The siege of Nándorfehérvár/Belgrade, the key stronghold of the southern defence system of mediaeval Hungary, was not an “ordinary” battle between the Ottomans and Hungarians; rather, it was a decisive clash which essentially influenced the subsequent history of Europe and Islam. As such, it can be seen as a symbolic point of contact and impact of three “civilisations”: the Ottoman/Islamic, the Byzantine (which by then had been largely incorporated into the former) and the Latin common-wealths. The importance of the Ottoman threat notwithstanding, only the remains of the Latin
attempted to halt the conquerors’ intent of devouring the entire
. By their victory, the defenders rendered enormous service to the entire Latin world by allowing it to pursue its history by its own inner logic rather than by the logic of compulsions and threats such as those that governed Hungary.
This paper focuses on a group of ten ancient Greek authors who, even in a world where warfare was endemic, can be classified as expressly military writers. They deal with scenarios of either battle or siege, and they show differing blends of realism and fantasy in doing so. Nine of the ten, most recently Athenaeus Mechanicus, have received appropriate attention in modern scholarship; the tenth, Apollodorus of Damascus, is in need of closer (and more sceptical) study. Plans for providing this are here outlined, and reflections are offered on the “genre” as a whole.
paciﬁcation In fact, Dembołęcki has very little to say about the Siege of Vienna, since he did not accompany the regiment at the end of 1619; therefore, only a few chapters concern the autumn battle and some subsequent events that happened immediately after
Authors:M. Siegers, K. Kasperek, H. Heiniger and L. Feinendegen
In eight organ systems of five different inbred strains of mice the concentrations of rubidium, zinc and iron were investigated.
In the case of rubidium two of the inbred strains showed relatively low concentrations in all organ systems, whereas zinc
and iron exhibited a rather irregular distribution within the eight organ systems. The differences in concentrations found

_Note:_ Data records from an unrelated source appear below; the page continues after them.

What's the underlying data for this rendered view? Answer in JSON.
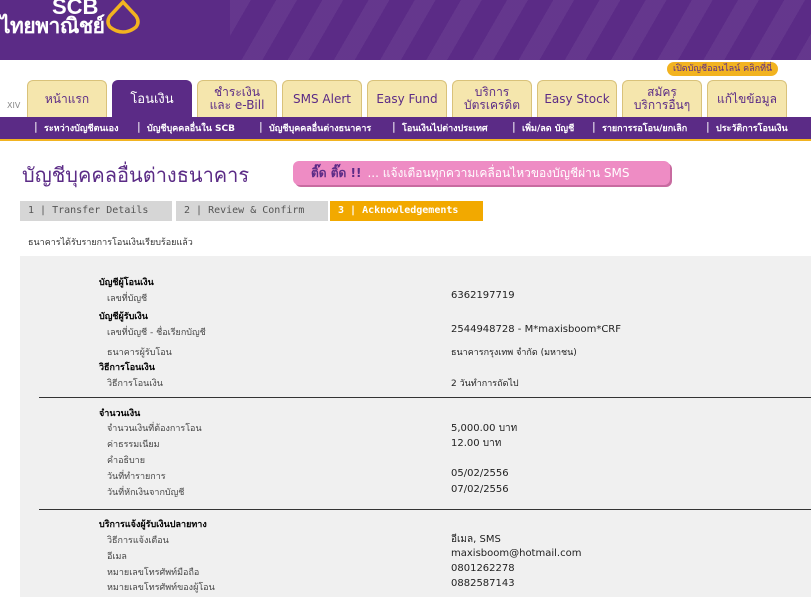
{
  "brand": {
    "name_en": "SCB",
    "name_th": "ไทยพาณิชย์",
    "color_primary": "#5b2b86",
    "color_accent": "#f2b320"
  },
  "header": {
    "open_account": "เปิดบัญชีออนไลน์ คลิกที่นี่",
    "version": "XIV"
  },
  "tabs": [
    {
      "label": "หน้าแรก"
    },
    {
      "label": "โอนเงิน",
      "active": true
    },
    {
      "label": "ชำระเงิน\nและ e-Bill"
    },
    {
      "label": "SMS Alert"
    },
    {
      "label": "Easy Fund"
    },
    {
      "label": "บริการ\nบัตรเครดิต"
    },
    {
      "label": "Easy Stock"
    },
    {
      "label": "สมัคร\nบริการอื่นๆ"
    },
    {
      "label": "แก้ไขข้อมูล"
    }
  ],
  "subnav": [
    "ระหว่างบัญชีตนเอง",
    "บัญชีบุคคลอื่นใน SCB",
    "บัญชีบุคคลอื่นต่างธนาคาร",
    "โอนเงินไปต่างประเทศ",
    "เพิ่ม/ลด บัญชี",
    "รายการรอโอน/ยกเลิก",
    "ประวัติการโอนเงิน"
  ],
  "page": {
    "title": "บัญชีบุคคลอื่นต่างธนาคาร",
    "promo_highlight": "ติ๊ด ติ๊ด !!",
    "promo_text": "... แจ้งเตือนทุกความเคลื่อนไหวของบัญชีผ่าน SMS",
    "confirm_message": "ธนาคารได้รับรายการโอนเงินเรียบร้อยแล้ว"
  },
  "steps": [
    {
      "label": "1 | Transfer Details"
    },
    {
      "label": "2 | Review & Confirm"
    },
    {
      "label": "3 | Acknowledgements",
      "active": true
    }
  ],
  "details": {
    "from_title": "บัญชีผู้โอนเงิน",
    "from_account_label": "เลขที่บัญชี",
    "from_account_value": "6362197719",
    "to_title": "บัญชีผู้รับเงิน",
    "to_account_label": "เลขที่บัญชี - ชื่อเรียกบัญชี",
    "to_account_value": "2544948728 - M*maxisboom*CRF",
    "to_bank_label": "ธนาคารผู้รับโอน",
    "to_bank_value": "ธนาคารกรุงเทพ จำกัด (มหาชน)",
    "method_title": "วิธีการโอนเงิน",
    "method_label": "วิธีการโอนเงิน",
    "method_value": "2 วันทำการถัดไป",
    "amount_title": "จำนวนเงิน",
    "amount_label": "จำนวนเงินที่ต้องการโอน",
    "amount_value": "5,000.00 บาท",
    "fee_label": "ค่าธรรมเนียม",
    "fee_value": "12.00 บาท",
    "desc_label": "คำอธิบาย",
    "desc_value": "",
    "txn_date_label": "วันที่ทำรายการ",
    "txn_date_value": "05/02/2556",
    "debit_date_label": "วันที่หักเงินจากบัญชี",
    "debit_date_value": "07/02/2556",
    "notify_title": "บริการแจ้งผู้รับเงินปลายทาง",
    "notify_method_label": "วิธีการแจ้งเตือน",
    "notify_method_value": "อีเมล, SMS",
    "email_label": "อีเมล",
    "email_value": "maxisboom@hotmail.com",
    "mobile_label": "หมายเลขโทรศัพท์มือถือ",
    "mobile_value": "0801262278",
    "sender_phone_label": "หมายเลขโทรศัพท์ของผู้โอน",
    "sender_phone_value": "0882587143"
  }
}
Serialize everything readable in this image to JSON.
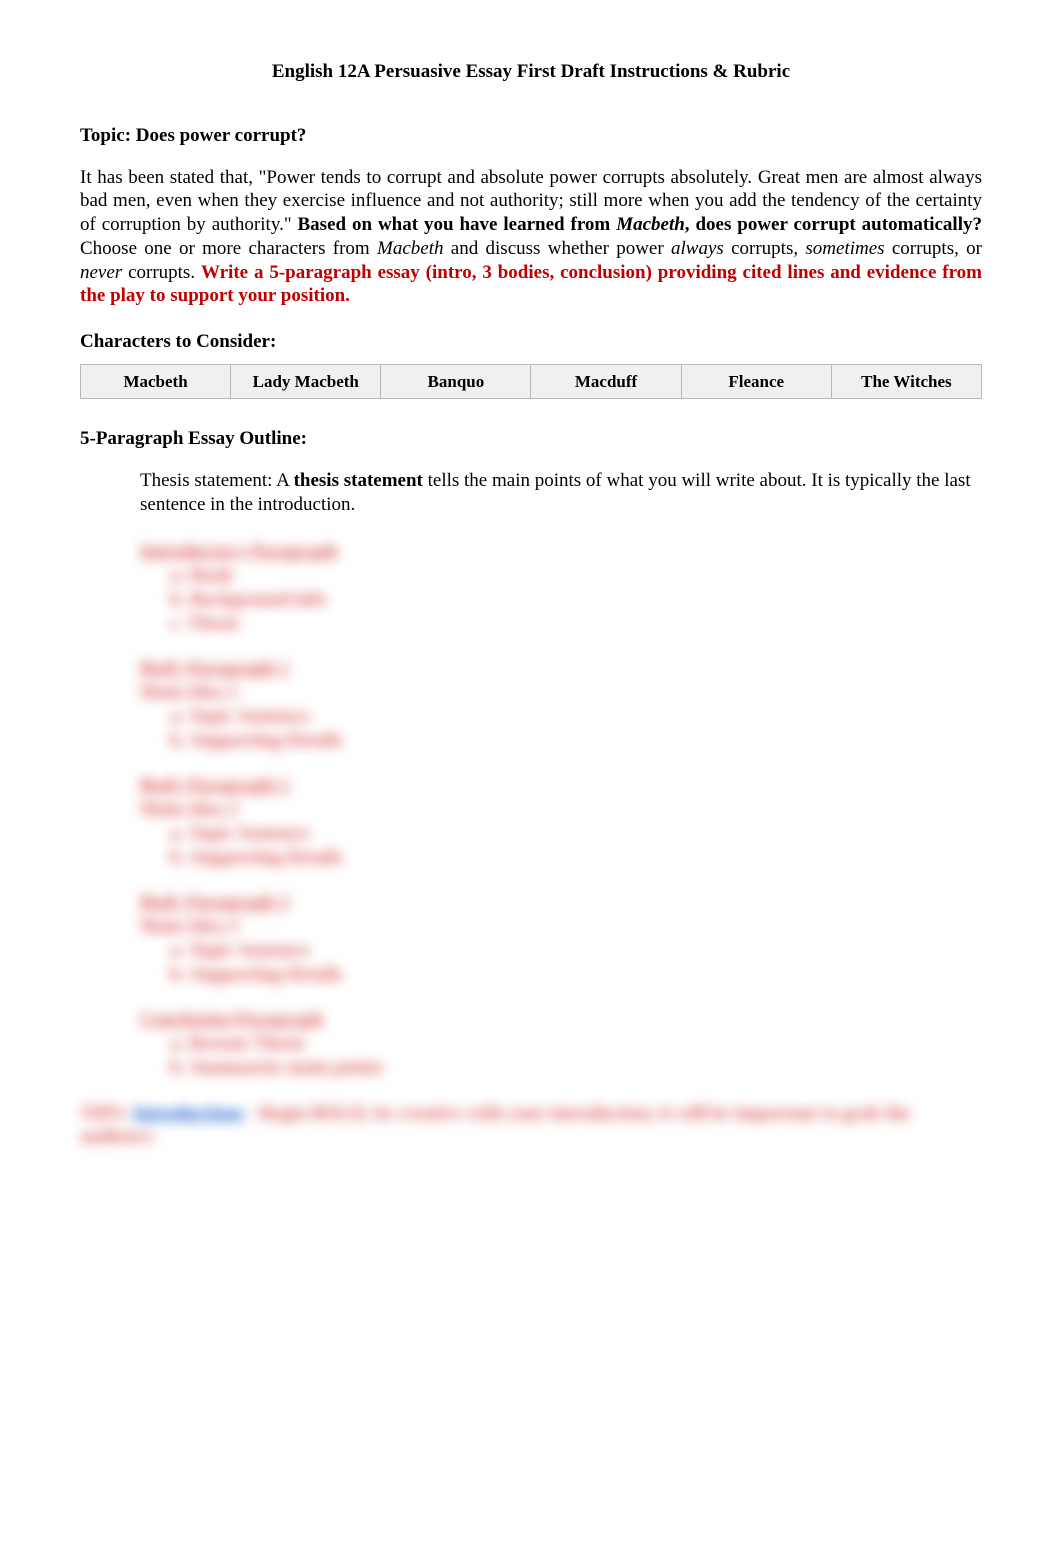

in the various organs of the five inbred strains—especially the distribution pattern of rubidium—may allow further genetic
experiments and thus help to elucidate the physiology and pathology of trace elements.
Commentary on Thucydides. Volume I: Books I–III . Oxford 1991.
Partial problems of the description, which is sometimes hard to follow, have already raised the interest of scholars: cf. Abbott, E. : The Siege of Plataea
The following study starts out from the examination of two fragmentary piano compositions by Liszt:
Introduction des variations sur une marche du Siège de Corinthe
, which were based on two Rossini operas,
Le Siège de Corinthe
, respectively. Since the literature has tended to confound the sources related to these two works, I strive to clarify and reinterpret the intricate connections between the two fragments and their different manuscript sources. I propose that the “Maometto — Mosè Fantasy,” the
Valse à capriccio sur deux motifs de Lucia et Parisina
Variations de bravoure pour piano sur des thèmes de Paganini
Fantasie über Motive aus Figaro und Don Juan
God Save the Queen. Paraphrase de concert
all reflect the composer’s intense concern with the integration of themes of different origins in a single work — an aesthetic problem that haunted him for decades, and remained unresolved in most of the above cases. Liszt appears to have been able to solve this problem satisfactorily only if he could rely on some kind of “outside” musical help, like the common genre of the waltz in the
Valse à capriccio
; or if he succeeded in “sublimating” one of the themes, as in the case of
God Save the Queen
. For want of such extraordinary solutions, all other compositions that experimented with the integration of themes of different origins in the late 1830s and early 1840s were eventually buried in oblivion by Liszt himself.